(Component data from apps and pages)
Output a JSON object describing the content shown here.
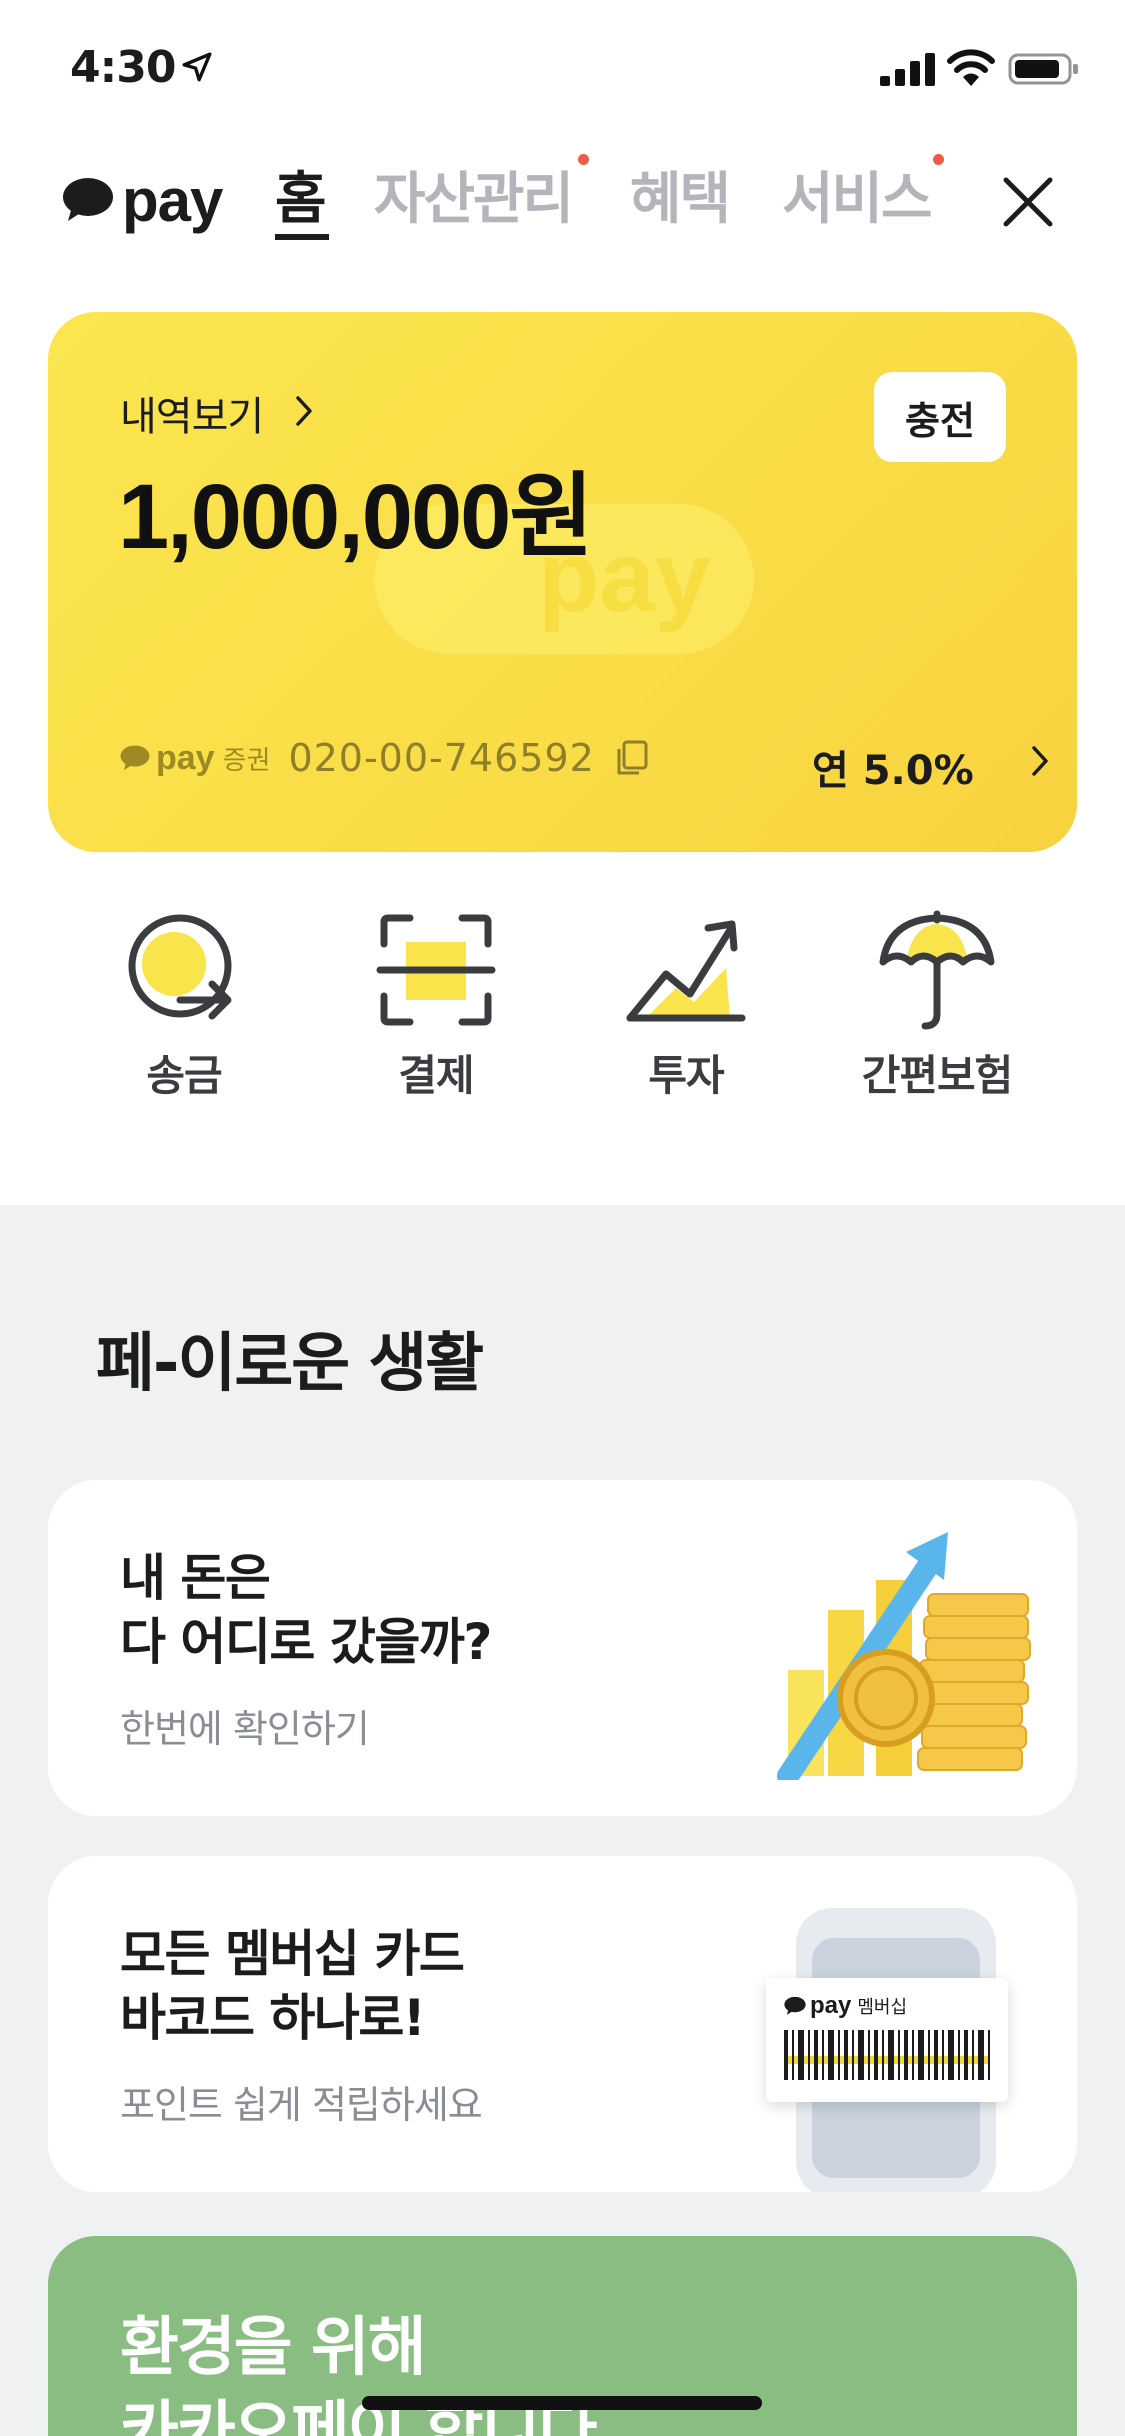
{
  "status_bar": {
    "time": "4:30"
  },
  "nav": {
    "logo_text": "pay",
    "tabs": [
      {
        "label": "홈",
        "active": true,
        "badge": false
      },
      {
        "label": "자산관리",
        "active": false,
        "badge": true
      },
      {
        "label": "혜택",
        "active": false,
        "badge": false
      },
      {
        "label": "서비스",
        "active": false,
        "badge": true
      }
    ]
  },
  "balance_card": {
    "history_label": "내역보기",
    "balance": "1,000,000원",
    "charge_label": "충전",
    "watermark": "pay",
    "account_brand": "pay",
    "account_brand_sub": "증권",
    "account_number": "020-00-746592",
    "rate": "연 5.0%"
  },
  "quick_actions": [
    {
      "label": "송금",
      "icon": "send-money-icon"
    },
    {
      "label": "결제",
      "icon": "scan-pay-icon"
    },
    {
      "label": "투자",
      "icon": "invest-chart-icon"
    },
    {
      "label": "간편보험",
      "icon": "umbrella-icon"
    }
  ],
  "section_title": "페-이로운 생활",
  "promos": [
    {
      "title": "내 돈은\n다 어디로 갔을까?",
      "subtitle": "한번에 확인하기",
      "image": "coins-growth-illustration"
    },
    {
      "title": "모든 멤버십 카드\n바코드 하나로!",
      "subtitle": "포인트 쉽게 적립하세요",
      "image": "membership-barcode-illustration",
      "image_brand": "pay",
      "image_caption": "멤버십"
    }
  ],
  "green_banner": {
    "title": "환경을 위해\n카카오페이 합니다"
  },
  "colors": {
    "accent_yellow": "#fae44c",
    "badge_red": "#f15b48",
    "green": "#89bd82"
  }
}
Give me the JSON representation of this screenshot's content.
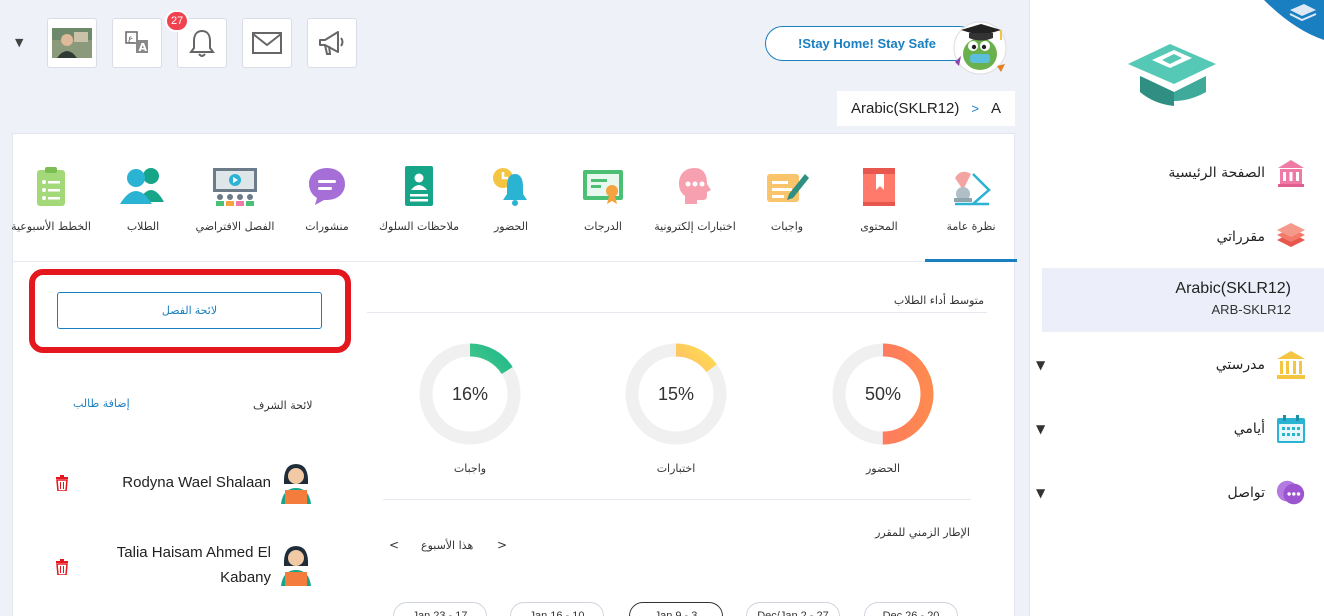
{
  "topbar": {
    "notification_count": "27",
    "stay_home_label": "!Stay Home! Stay Safe"
  },
  "breadcrumb": {
    "course": "Arabic(SKLR12)",
    "separator": ">",
    "section": "A"
  },
  "sidebar": {
    "home": "الصفحة الرئيسية",
    "my_courses": "مقرراتي",
    "course_name": "Arabic(SKLR12)",
    "course_code": "ARB-SKLR12",
    "my_school": "مدرستي",
    "my_days": "أيامي",
    "contact": "تواصل"
  },
  "tabs": [
    {
      "label": "نظرة عامة",
      "icon": "overview-icon",
      "active": true
    },
    {
      "label": "المحتوى",
      "icon": "book-icon"
    },
    {
      "label": "واجبات",
      "icon": "assignment-icon"
    },
    {
      "label": "اختبارات إلكترونية",
      "icon": "quiz-icon"
    },
    {
      "label": "الدرجات",
      "icon": "grades-icon"
    },
    {
      "label": "الحضور",
      "icon": "attendance-icon"
    },
    {
      "label": "ملاحظات السلوك",
      "icon": "behavior-icon"
    },
    {
      "label": "منشورات",
      "icon": "posts-icon"
    },
    {
      "label": "الفصل الافتراضي",
      "icon": "virtual-class-icon"
    },
    {
      "label": "الطلاب",
      "icon": "students-icon"
    },
    {
      "label": "الخطط الأسبوعية",
      "icon": "weekly-plan-icon"
    }
  ],
  "left_panel": {
    "class_list_button": "لائحة الفصل",
    "honor_list": "لائحة الشرف",
    "add_student": "إضافة طالب",
    "students": [
      {
        "name": "Rodyna Wael Shalaan"
      },
      {
        "name_line1": "Talia Haisam Ahmed El",
        "name_line2": "Kabany"
      }
    ]
  },
  "performance": {
    "title": "متوسط أداء الطلاب",
    "metrics": [
      {
        "label": "الحضور",
        "value": "50%",
        "fraction": 0.5,
        "color_a": "#ff6b6b",
        "color_b": "#ff8a50"
      },
      {
        "label": "اختبارات",
        "value": "15%",
        "fraction": 0.15,
        "color_a": "#ff7a9a",
        "color_b": "#ffe14d"
      },
      {
        "label": "واجبات",
        "value": "16%",
        "fraction": 0.16,
        "color_a": "#a8e08a",
        "color_b": "#17b88a"
      }
    ]
  },
  "timeline": {
    "title": "الإطار الزمني للمقرر",
    "this_week": "هذا الأسبوع",
    "prev": "<",
    "next": ">",
    "weeks": [
      "Jan 23 - 17",
      "Jan 16 - 10",
      "Jan 9 - 3",
      "Dec/Jan 2 - 27",
      "Dec 26 - 20"
    ]
  },
  "colors": {
    "primary": "#1a7fc1",
    "badge": "#f0434f",
    "highlight_box": "#e3171d"
  }
}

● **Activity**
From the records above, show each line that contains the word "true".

● **Solution to this task**
        "active": true,
        "badge": true
        "badge": true
      "active": true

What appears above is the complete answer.